In 2002, Macca shifted his focus to Ironman racing. He won Ironman Australia on debut in 2002 and then defended that title in 2003, winning again in 2004, 2005 and 2006. Macca’s first race at the distance in Europe in 2003 eventuated in one of the sport’s greatest races in Roth, Germany, where Macca was beaten in a sprint finish by Lothar Leder (winner of more than 13 Ironman events). Macca won the event eventually in 2005.
Chris has taken his time to understand what it takes to win the Ironman World Championships at Hawaii. After leading the 2002 race into the second transition, Chris “melted” in Kona’s lava field marathon and failed to finish on his first attempt.
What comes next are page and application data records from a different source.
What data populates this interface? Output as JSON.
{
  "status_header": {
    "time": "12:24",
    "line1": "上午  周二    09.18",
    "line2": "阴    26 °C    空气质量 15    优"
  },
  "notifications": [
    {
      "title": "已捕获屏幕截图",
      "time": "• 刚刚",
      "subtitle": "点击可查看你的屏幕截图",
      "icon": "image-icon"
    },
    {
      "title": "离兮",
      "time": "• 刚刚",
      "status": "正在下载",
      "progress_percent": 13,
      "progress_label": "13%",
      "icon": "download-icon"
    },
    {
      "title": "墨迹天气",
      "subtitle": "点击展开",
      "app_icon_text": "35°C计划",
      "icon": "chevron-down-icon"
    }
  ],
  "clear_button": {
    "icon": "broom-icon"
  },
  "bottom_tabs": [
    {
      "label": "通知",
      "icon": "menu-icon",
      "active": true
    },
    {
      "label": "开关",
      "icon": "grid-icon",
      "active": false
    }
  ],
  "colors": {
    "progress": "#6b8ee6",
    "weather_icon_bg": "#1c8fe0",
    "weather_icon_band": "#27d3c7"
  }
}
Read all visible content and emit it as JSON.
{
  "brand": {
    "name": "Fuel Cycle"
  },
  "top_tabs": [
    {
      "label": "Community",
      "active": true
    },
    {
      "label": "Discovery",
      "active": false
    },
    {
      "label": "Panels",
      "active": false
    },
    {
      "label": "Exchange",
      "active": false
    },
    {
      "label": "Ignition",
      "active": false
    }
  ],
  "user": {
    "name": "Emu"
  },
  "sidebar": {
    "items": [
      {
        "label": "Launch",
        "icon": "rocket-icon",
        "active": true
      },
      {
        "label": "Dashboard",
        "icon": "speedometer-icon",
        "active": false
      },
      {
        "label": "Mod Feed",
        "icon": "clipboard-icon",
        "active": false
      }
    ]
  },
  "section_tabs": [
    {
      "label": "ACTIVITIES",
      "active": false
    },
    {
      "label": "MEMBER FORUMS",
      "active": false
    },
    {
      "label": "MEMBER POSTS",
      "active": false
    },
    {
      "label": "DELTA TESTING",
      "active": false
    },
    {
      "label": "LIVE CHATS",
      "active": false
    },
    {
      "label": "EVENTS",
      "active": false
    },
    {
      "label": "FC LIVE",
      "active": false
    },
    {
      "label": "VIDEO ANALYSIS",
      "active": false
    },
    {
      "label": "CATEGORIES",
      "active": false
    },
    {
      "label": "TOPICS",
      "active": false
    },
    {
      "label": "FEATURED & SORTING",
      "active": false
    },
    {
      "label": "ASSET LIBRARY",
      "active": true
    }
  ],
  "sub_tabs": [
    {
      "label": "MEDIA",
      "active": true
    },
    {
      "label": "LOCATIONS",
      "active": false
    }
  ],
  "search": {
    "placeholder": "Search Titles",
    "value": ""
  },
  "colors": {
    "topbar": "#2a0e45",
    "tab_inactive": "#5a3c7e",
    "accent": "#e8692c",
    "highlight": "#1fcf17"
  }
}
He finished in 2003 in 9:32:11, a long way back from the winner. In 2004 he again failed to finish and abandoned into a race vehicle driven by six-time World Champion Mark Allen, who counseled Macca to race fewer iron-distance races during the year. In 2005 he was able to finish 6th with the fastest run split of the day. 2006 saw Chris finish Hawaii in second place in one of the closest finishes seen in a long time. After Normann Stadler completed a new course record bike time of 4:18 Chris started the run some 10 minutes down. After running a 2:46 marathon time he was just 71 seconds behind Normann Stadler at the finish but he had given it absolutely everything he had.
He finally became Ironman World Champion in 2007, with a winning time of 8:15:34, including a 2:42 marathon in very hot conditions.